Action item — An exact copy of the entries below is the expected answer.

[Records from a dataset]
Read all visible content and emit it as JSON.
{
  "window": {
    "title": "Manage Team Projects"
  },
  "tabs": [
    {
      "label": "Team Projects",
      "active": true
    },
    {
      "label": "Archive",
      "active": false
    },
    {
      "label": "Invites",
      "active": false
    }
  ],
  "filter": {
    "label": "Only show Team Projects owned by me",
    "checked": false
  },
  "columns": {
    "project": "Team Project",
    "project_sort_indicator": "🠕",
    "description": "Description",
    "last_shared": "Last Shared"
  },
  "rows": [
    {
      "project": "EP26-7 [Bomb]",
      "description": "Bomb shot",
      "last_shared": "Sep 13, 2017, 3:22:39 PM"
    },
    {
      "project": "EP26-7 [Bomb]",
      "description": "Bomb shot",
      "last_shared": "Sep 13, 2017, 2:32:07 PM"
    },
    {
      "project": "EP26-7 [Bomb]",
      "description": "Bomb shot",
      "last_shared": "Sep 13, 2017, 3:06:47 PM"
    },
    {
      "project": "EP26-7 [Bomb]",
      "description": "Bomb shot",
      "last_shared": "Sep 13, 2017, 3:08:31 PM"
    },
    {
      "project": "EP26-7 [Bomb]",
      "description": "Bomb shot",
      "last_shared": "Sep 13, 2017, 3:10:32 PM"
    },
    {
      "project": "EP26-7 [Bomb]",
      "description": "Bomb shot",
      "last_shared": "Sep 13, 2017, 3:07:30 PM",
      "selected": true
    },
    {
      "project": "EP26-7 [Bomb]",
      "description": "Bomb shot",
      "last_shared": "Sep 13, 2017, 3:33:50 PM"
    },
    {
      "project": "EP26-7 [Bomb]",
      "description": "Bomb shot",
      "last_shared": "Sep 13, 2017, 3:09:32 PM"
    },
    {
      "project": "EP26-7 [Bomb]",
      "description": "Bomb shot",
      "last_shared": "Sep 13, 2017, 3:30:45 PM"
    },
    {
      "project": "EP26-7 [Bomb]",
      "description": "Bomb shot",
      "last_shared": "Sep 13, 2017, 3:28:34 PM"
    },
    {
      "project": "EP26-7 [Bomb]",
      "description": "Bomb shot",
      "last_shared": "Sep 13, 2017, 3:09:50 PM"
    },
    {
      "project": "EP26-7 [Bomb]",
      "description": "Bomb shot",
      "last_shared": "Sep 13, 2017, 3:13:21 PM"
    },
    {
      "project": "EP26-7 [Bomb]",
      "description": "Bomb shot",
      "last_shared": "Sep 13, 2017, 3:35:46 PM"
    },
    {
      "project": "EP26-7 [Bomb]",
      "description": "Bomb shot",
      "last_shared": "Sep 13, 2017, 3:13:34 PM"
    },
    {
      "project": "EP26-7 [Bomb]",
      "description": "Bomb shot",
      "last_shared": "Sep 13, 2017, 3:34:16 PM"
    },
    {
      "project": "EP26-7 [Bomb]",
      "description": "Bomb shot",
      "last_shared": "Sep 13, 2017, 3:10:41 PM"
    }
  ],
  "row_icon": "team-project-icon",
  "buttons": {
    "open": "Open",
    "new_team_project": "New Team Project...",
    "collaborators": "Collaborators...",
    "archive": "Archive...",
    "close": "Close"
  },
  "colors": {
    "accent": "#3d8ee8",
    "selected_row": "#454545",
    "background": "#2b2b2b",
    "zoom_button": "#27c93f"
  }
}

Response to the task —
Read all visible content and emit it as JSON.
{
  "window": {
    "title": "Manage Team Projects"
  },
  "tabs": [
    {
      "label": "Team Projects",
      "active": true
    },
    {
      "label": "Archive",
      "active": false
    },
    {
      "label": "Invites",
      "active": false
    }
  ],
  "filter": {
    "label": "Only show Team Projects owned by me",
    "checked": false
  },
  "columns": {
    "project": "Team Project",
    "project_sort_indicator": "🠕",
    "description": "Description",
    "last_shared": "Last Shared"
  },
  "rows": [
    {
      "project": "EP26-7 [Bomb]",
      "description": "Bomb shot",
      "last_shared": "Sep 13, 2017, 3:22:39 PM"
    },
    {
      "project": "EP26-7 [Bomb]",
      "description": "Bomb shot",
      "last_shared": "Sep 13, 2017, 2:32:07 PM"
    },
    {
      "project": "EP26-7 [Bomb]",
      "description": "Bomb shot",
      "last_shared": "Sep 13, 2017, 3:06:47 PM"
    },
    {
      "project": "EP26-7 [Bomb]",
      "description": "Bomb shot",
      "last_shared": "Sep 13, 2017, 3:08:31 PM"
    },
    {
      "project": "EP26-7 [Bomb]",
      "description": "Bomb shot",
      "last_shared": "Sep 13, 2017, 3:10:32 PM"
    },
    {
      "project": "EP26-7 [Bomb]",
      "description": "Bomb shot",
      "last_shared": "Sep 13, 2017, 3:07:30 PM",
      "selected": true
    },
    {
      "project": "EP26-7 [Bomb]",
      "description": "Bomb shot",
      "last_shared": "Sep 13, 2017, 3:33:50 PM"
    },
    {
      "project": "EP26-7 [Bomb]",
      "description": "Bomb shot",
      "last_shared": "Sep 13, 2017, 3:09:32 PM"
    },
    {
      "project": "EP26-7 [Bomb]",
      "description": "Bomb shot",
      "last_shared": "Sep 13, 2017, 3:30:45 PM"
    },
    {
      "project": "EP26-7 [Bomb]",
      "description": "Bomb shot",
      "last_shared": "Sep 13, 2017, 3:28:34 PM"
    },
    {
      "project": "EP26-7 [Bomb]",
      "description": "Bomb shot",
      "last_shared": "Sep 13, 2017, 3:09:50 PM"
    },
    {
      "project": "EP26-7 [Bomb]",
      "description": "Bomb shot",
      "last_shared": "Sep 13, 2017, 3:13:21 PM"
    },
    {
      "project": "EP26-7 [Bomb]",
      "description": "Bomb shot",
      "last_shared": "Sep 13, 2017, 3:35:46 PM"
    },
    {
      "project": "EP26-7 [Bomb]",
      "description": "Bomb shot",
      "last_shared": "Sep 13, 2017, 3:13:34 PM"
    },
    {
      "project": "EP26-7 [Bomb]",
      "description": "Bomb shot",
      "last_shared": "Sep 13, 2017, 3:34:16 PM"
    },
    {
      "project": "EP26-7 [Bomb]",
      "description": "Bomb shot",
      "last_shared": "Sep 13, 2017, 3:10:41 PM"
    }
  ],
  "row_icon": "team-project-icon",
  "buttons": {
    "open": "Open",
    "new_team_project": "New Team Project...",
    "collaborators": "Collaborators...",
    "archive": "Archive...",
    "close": "Close"
  },
  "colors": {
    "accent": "#3d8ee8",
    "selected_row": "#454545",
    "background": "#2b2b2b",
    "zoom_button": "#27c93f"
  }
}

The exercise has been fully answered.